Factoring out volatile food and energy costs, the core consumer price index is anticipated to rise 0.5%, backing off a one-year high of 0.7% in June. Annually, core CPI is forecast to spike 6.1% in July. That would be the highest since April and snap a 3-month streak of slowing growth after March’s 6.5% spike, the highest in almost 40 years (since August 1982). 


Ground beef and beef loin for sale in a grocery store

Ground beef and steak for sale at a grocery store on July 13, 2022, in Redondo Beach, California. (PATRICK T. FALLON/AFP via Getty Images / Getty Images)

On Thursday, BLS will report wholesale inflation data for July. The producer price index is expected to rise 0.3% month-over-month according to Refinitiv forecasts, well below June’s 1.1% spike and a record 1.6% surge in March (series goes back to December 2009). 

Year-over-year, prices paid by wholesalers are anticipated to jump 10.4% in July, trailing June’s hotter-than-expected 11.3% surge which was the second highest on record after an 11.6% spike in March (the final demand index goes back to November 2010). 

Exclude food and energy costs, core producer prices are anticipated to rise 0.4% monthly in July, matching June’s increase.

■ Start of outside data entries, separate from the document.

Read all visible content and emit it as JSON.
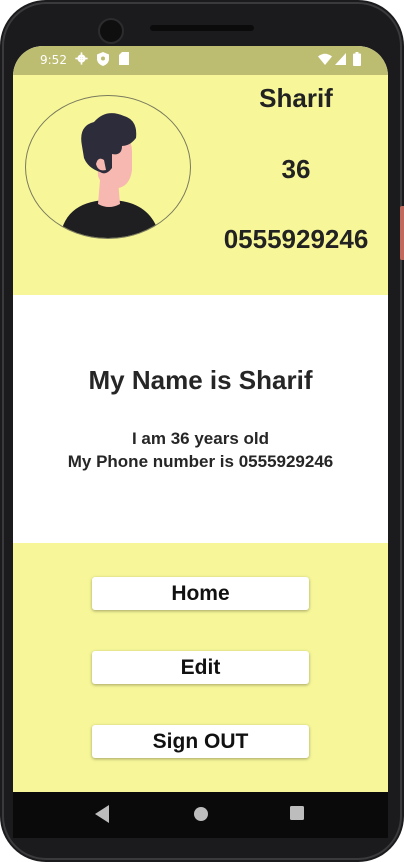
{
  "status_bar": {
    "time": "9:52",
    "icons": [
      "settings-icon",
      "shield-icon",
      "sd-card-icon",
      "wifi-icon",
      "signal-icon",
      "battery-icon"
    ]
  },
  "profile": {
    "name": "Sharif",
    "age": "36",
    "phone": "0555929246"
  },
  "info": {
    "title": "My Name is Sharif",
    "age_line": "I am 36 years old",
    "phone_line": "My Phone number is 0555929246"
  },
  "buttons": {
    "home": "Home",
    "edit": "Edit",
    "sign_out": "Sign OUT"
  },
  "nav": [
    "back-icon",
    "home-circle-icon",
    "recents-icon"
  ],
  "colors": {
    "header_bg": "#f7f799",
    "status_bar_bg": "#bdbd72",
    "button_bg": "#ffffff",
    "text": "#222222"
  }
}
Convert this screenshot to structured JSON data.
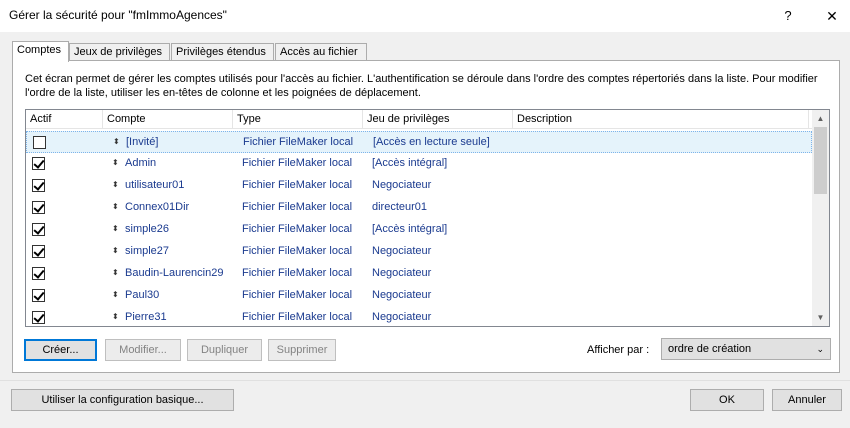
{
  "window": {
    "title": "Gérer la sécurité pour \"fmImmoAgences\"",
    "help": "?",
    "close": "✕"
  },
  "tabs": [
    {
      "label": "Comptes"
    },
    {
      "label": "Jeux de privilèges"
    },
    {
      "label": "Privilèges étendus"
    },
    {
      "label": "Accès au fichier"
    }
  ],
  "description": "Cet écran permet de gérer les comptes utilisés pour l'accès au fichier. L'authentification se déroule dans l'ordre des comptes répertoriés dans la liste. Pour modifier l'ordre de la liste, utiliser les en-têtes de colonne et les poignées de déplacement.",
  "columns": [
    "Actif",
    "Compte",
    "Type",
    "Jeu de privilèges",
    "Description"
  ],
  "accounts": [
    {
      "active": false,
      "name": "[Invité]",
      "type": "Fichier FileMaker local",
      "privilege": "[Accès en lecture seule]",
      "description": ""
    },
    {
      "active": true,
      "name": "Admin",
      "type": "Fichier FileMaker local",
      "privilege": "[Accès intégral]",
      "description": ""
    },
    {
      "active": true,
      "name": "utilisateur01",
      "type": "Fichier FileMaker local",
      "privilege": "Negociateur",
      "description": ""
    },
    {
      "active": true,
      "name": "Connex01Dir",
      "type": "Fichier FileMaker local",
      "privilege": "directeur01",
      "description": ""
    },
    {
      "active": true,
      "name": "simple26",
      "type": "Fichier FileMaker local",
      "privilege": "[Accès intégral]",
      "description": ""
    },
    {
      "active": true,
      "name": "simple27",
      "type": "Fichier FileMaker local",
      "privilege": "Negociateur",
      "description": ""
    },
    {
      "active": true,
      "name": "Baudin-Laurencin29",
      "type": "Fichier FileMaker local",
      "privilege": "Negociateur",
      "description": ""
    },
    {
      "active": true,
      "name": "Paul30",
      "type": "Fichier FileMaker local",
      "privilege": "Negociateur",
      "description": ""
    },
    {
      "active": true,
      "name": "Pierre31",
      "type": "Fichier FileMaker local",
      "privilege": "Negociateur",
      "description": ""
    }
  ],
  "buttons": {
    "create": "Créer...",
    "modify": "Modifier...",
    "duplicate": "Dupliquer",
    "delete": "Supprimer",
    "basic_config": "Utiliser la configuration basique...",
    "ok": "OK",
    "cancel": "Annuler"
  },
  "view": {
    "label": "Afficher par :",
    "selected": "ordre de création"
  },
  "icons": {
    "drag_handle": "⬍",
    "scroll_up": "▲",
    "scroll_down": "▼",
    "dropdown": "⌄"
  }
}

Year-over-year, look for core PPI to jump 7.7% in July, the fourth month of slowing growth after a record 9.6% surge in March (data go back to April 2011).

EARNINGS WINDING DOWN: The pace of second-quarter earnings season slows this week, with only one Dow component (Disney on Wednesday) and 23 members of the S&P 500 scheduled to post results. 

These include handful of key media names, including News Corp. on Monday afternoon, with Fox Corp. and Disney reporting on Wednesday. 

Ticker Security Last Change Change %
NWSA NEWS CORP. 20.06 +0.08 +0.40%
FOX FOX CORP. 28.88 +0.02 +0.07%
DIS THE WALT DISNEY CO. 81.06 +0.93 +1.16%

Close to 90% of the companies in the S&P 500 have reported April-through-June results, with earnings and revenue numbers coming in far ahead of lowered expectations.

JOBS REPORT: U.S. stocks finished Friday close to flat after a surprisingly strong jobs report cast doubt on the Federal Reserve being able to shift away from interest-rate increases anytime soon. 

Investors had come to widely believe that the Fed could pivot to cutting interest rates as early as the first half of 2023, given signs of cooling activity across the economy. That would have been a balm for markets, which have tumbled this year as the Fed has swiftly raised interest rates to combat stubbornly high inflation. 

But Friday's data showed the labor market was doing anything but cooling. The labor market added 528,000 jobs in July -- more than doubling what analysts had estimated and returning payrolls to their pre-pandemic level. 

Meanwhile, the unemployment rate fell to 3.5%, near historic lows. That left investors with a mixed picture: A key pillar of the economy remains strong, which should be good news for markets. 


But strong data means the rate increases that have sent stock and bond prices lower this year aren't likely to go away anytime soon. It also raises questions about whether stocks can continue their recent comeback.